The bank has a robust anti-fraud culture and has zero appetites for willful misconduct that is contrary to our values and professional code of ethics. Our business as Stanbic bank— and indeed, banking in general—is built on trust and integrity, and we are guided by a set of values and a code of ethics that enable our foundation as a trusted financial services organization.
Any suspicion or instance of fraud or other forms of misconduct is reported, investigated, and, where appropriate, involves law enforcement. All our staff are aware of the price of willful misconduct—it is very high!
We regret the alleged involvement of our staff in this fraud and await the outcome of the investigation and attendant legal proceedings. Fraud is a sector-wide problem that threatens the reputation of the country’s financial services industry.
What do you think should be done to combat the vice in the future?
Firstly, I thank the media for taking a keen interest in these matters. There is no bank or business that enjoys this level of negative publicity. However, we acknowledge that it is important to engage with fraud events of this nature in a very transparent manner to ensure all stakeholders are informed. In the recent past, we have seen many similar reports involving other banks in the industry.
So, indeed, this is a sector-wide challenge that undermines the ability of banks to deliver services that are critical to a functioning economy.
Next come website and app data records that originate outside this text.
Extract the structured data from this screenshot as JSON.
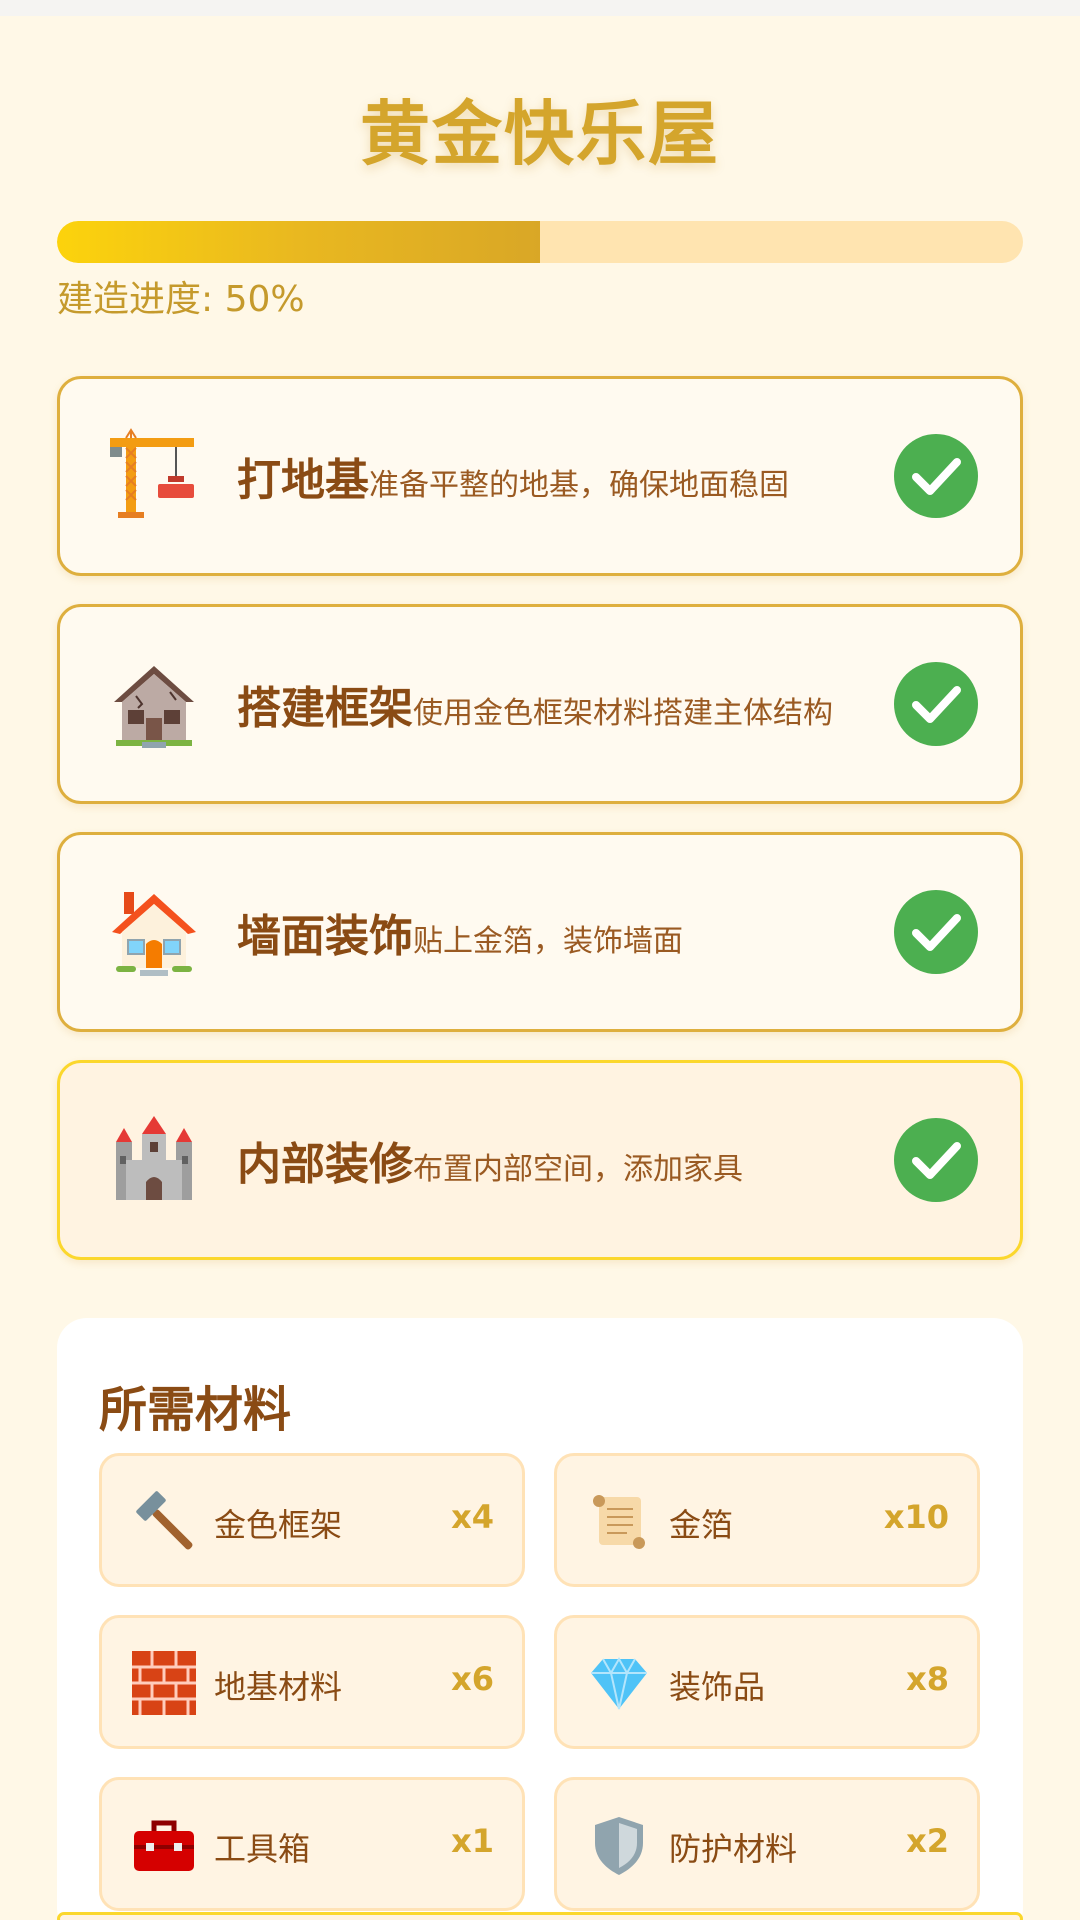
{
  "header": {
    "title": "黄金快乐屋"
  },
  "progress": {
    "label": "建造进度: 50%",
    "value": 0.5
  },
  "steps": [
    {
      "name": "打地基",
      "desc": "准备平整的地基，确保地面稳固",
      "icon": "construction-crane-icon",
      "done": true
    },
    {
      "name": "搭建框架",
      "desc": "使用金色框架材料搭建主体结构",
      "icon": "derelict-house-icon",
      "done": true
    },
    {
      "name": "墙面装饰",
      "desc": "贴上金箔，装饰墙面",
      "icon": "house-icon",
      "done": true
    },
    {
      "name": "内部装修",
      "desc": "布置内部空间，添加家具",
      "icon": "castle-icon",
      "done": true
    }
  ],
  "materials": {
    "title": "所需材料",
    "items": [
      {
        "name": "金色框架",
        "qty": "x4",
        "icon": "hammer-icon"
      },
      {
        "name": "金箔",
        "qty": "x10",
        "icon": "scroll-icon"
      },
      {
        "name": "地基材料",
        "qty": "x6",
        "icon": "brick-icon"
      },
      {
        "name": "装饰品",
        "qty": "x8",
        "icon": "gem-icon"
      },
      {
        "name": "工具箱",
        "qty": "x1",
        "icon": "toolbox-icon"
      },
      {
        "name": "防护材料",
        "qty": "x2",
        "icon": "shield-icon"
      }
    ]
  },
  "colors": {
    "accent": "#d4a52c",
    "text": "#8a4b14",
    "check": "#4caf50",
    "active_border": "#fbd72d"
  }
}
And to give you a bit of statistical context, operational risk—under which fraud and process management-related losses fall—on average costs the banking sector, Shs 24bn every quarter.
Process management risk—a loss in revenue resulting from inefficient internal processes, accounts for 51% of all operational risks each quarter, while fraud cases account for 25% of sector losses. There is therefore a need for a concentrated effort by all stakeholders to prevent any acts of fraud and prosecute fraudsters to the full extent of the law.
Stanbic bank pledges to continue its efforts in this fight. For instance, we are working with stakeholders to organize the first ever ‘Bank Fraud Conference’ where we will invite different experts and stakeholders from around the world to chart an effective strategy to combat fraud in the financial services sector.
But all said and done, it is important that customers remain fraud-vigilant and protect their personal and business account information jealously. For example, do not share your banking details with anyone without doing proper due diligence. In addition, if you notice any suspicious activity on your account, Stanbic bank has a toll-free hotline where you can report it.
What are your message to customers and other stakeholders of Stanbic bank?
Our first and most important obligation is to protect and defend the interests of Stanbic bank customers. We regret incidents in the past or future where we fell short of expectations. What we can assure our stakeholders of, however, is transparency and proactive accountability.
We thank all friends of Stanbic who have sent us messages of support, especially those recognizing our bold and proactive actions in bringing to justice elements that are attempting to mutilate the reputation of our brand—and that of the banking sector in general, with willful acts of fraud and professional misconduct.
It would also be helpful for the press to report these cases with less sensationalism and fearmongering, which are counterproductive to the fight against fraud and general misconduct.
Story Credit: Ernest Jjingo (The Observer)